Though Joe’s sophomore stats weren’t eyepopping – 14.2 points, 6.4 rebound and 2.6 assists – he turned pro after getting extremely positive feedback from NBA general managers.
One of those GMs, Chris Wallace of the Boston Celtics, didn’t think Joe would be available when the Celtics chose 10th in the first round of the 2001 draft. But he was, and Wallace snapped him up immediately.
“I saw Joe play Alabama in Tuscaloosa the year we drafted him” said Wallace, now GM of the Memphis Grizzlies. “He stood out, because of his size, ball-handling ability, his versatility. There was hardly anybody else in college basketball with his size that could score and make plays for his teammates.”

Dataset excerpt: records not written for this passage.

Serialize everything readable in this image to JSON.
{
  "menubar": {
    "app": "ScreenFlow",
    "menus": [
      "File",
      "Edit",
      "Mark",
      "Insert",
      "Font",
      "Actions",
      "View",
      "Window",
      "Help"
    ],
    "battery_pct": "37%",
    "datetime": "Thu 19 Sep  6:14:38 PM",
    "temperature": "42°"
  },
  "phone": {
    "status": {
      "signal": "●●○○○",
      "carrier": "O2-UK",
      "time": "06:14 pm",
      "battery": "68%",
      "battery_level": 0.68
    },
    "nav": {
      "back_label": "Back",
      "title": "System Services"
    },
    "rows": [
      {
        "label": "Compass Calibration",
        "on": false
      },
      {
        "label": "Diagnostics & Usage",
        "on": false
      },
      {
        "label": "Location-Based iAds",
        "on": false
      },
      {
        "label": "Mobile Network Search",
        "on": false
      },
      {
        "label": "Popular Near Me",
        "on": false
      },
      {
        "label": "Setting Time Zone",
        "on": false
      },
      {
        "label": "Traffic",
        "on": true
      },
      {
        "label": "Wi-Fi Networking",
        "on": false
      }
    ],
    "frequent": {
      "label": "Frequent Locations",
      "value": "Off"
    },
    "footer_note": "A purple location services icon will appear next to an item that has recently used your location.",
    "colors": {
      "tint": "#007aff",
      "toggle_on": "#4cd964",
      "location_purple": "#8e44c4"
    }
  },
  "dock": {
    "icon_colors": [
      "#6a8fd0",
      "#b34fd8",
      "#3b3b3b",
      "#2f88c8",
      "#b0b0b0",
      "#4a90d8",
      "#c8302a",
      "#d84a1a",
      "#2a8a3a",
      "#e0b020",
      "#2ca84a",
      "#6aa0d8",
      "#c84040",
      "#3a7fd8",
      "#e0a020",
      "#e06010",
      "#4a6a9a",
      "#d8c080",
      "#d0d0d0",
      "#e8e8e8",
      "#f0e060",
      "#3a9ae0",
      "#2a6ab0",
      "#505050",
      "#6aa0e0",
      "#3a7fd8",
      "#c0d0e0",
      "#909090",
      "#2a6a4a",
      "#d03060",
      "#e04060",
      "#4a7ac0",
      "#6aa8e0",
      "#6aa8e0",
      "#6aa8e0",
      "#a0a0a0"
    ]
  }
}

Joe started his rookie season as runner-up for Rookie of the Month honors in November. But when the Celtics decided to play mostly veterans and when the organization decided it didn’t want to pay luxury tax, the team wanted to dump Joe’s salary. So they traded him to Phoenix a couple of months late in February just before the trade deadline.
“The trade was the best thing that happened to Joe,” Wallace said. “Going to Phoenix gave him a launch. He got all-star recognition, has become one of the best players at his position in the NBA and made a ton of money in the process. You can’t beat that.”
In seven seasons at Atlanta through last year, Joe established himself as one of the league most clutch shooters. His one-on-one moves to free himself for big shots just before the shot clock expires earned him the nickname “Iso Joe,” since his team would clear out a side of the court so he could isolate a defender.
In his latest NBA gig with the Nets, it took Joe two months to adapt to his first new team since 2005-06. But ever since PJ Carlisemo replaced Avery Johnson as coach on Dec. 27, Joe has found his niche again with the Nets going 12-2 heading into Friday’s game at Memphis.
He hit a stepback three at the buzzer in December to give the Nets a double overtime win over Detroit. He scorched Oklahoma City, the league’s best team so far this year, for 33 points in early January in a 110-93 road victory.
“It was unfamiliar territory for me,” Joe says of being traded. “I had to feel my way into a blind situation, what the coaches and players expected of me.
For the first two months, it was feel (point guard) Darren (Williams) out, feel (center) Brooke (Lopez) out, feel the coaches out. I didn’t quite know what my spots on the court would be.
“When you go through a change like that, it takes awhile to find your role. In January, we regained our confidence and we pretty much all know our roles.”
Opposing coaches like the Grizzlies’ Lionel Hollins, say Joe looks like the same ‘ol Joe.
“Go back and watch that ESPN special on him when he was in high school (at Little Rock Central),” Hollins says. “He’s still that 6-7 kid who can shoot, pound the ball and play one-on-one. That’s his game and it works.”